◆ **Given information**
------------------------
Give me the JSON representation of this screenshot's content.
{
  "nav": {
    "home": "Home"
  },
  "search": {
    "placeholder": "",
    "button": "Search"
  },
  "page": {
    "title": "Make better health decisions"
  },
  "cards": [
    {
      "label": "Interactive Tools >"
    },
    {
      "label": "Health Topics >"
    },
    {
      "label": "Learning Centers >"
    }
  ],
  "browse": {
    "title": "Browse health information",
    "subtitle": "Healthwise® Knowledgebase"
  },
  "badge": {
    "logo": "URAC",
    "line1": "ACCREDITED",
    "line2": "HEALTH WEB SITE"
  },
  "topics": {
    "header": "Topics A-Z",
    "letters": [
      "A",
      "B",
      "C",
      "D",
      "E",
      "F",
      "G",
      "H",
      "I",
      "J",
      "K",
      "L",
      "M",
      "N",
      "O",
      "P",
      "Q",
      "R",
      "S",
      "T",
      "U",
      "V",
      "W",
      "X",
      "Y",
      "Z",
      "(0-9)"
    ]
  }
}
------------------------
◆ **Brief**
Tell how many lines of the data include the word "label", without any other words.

◆ **Expected answer**
3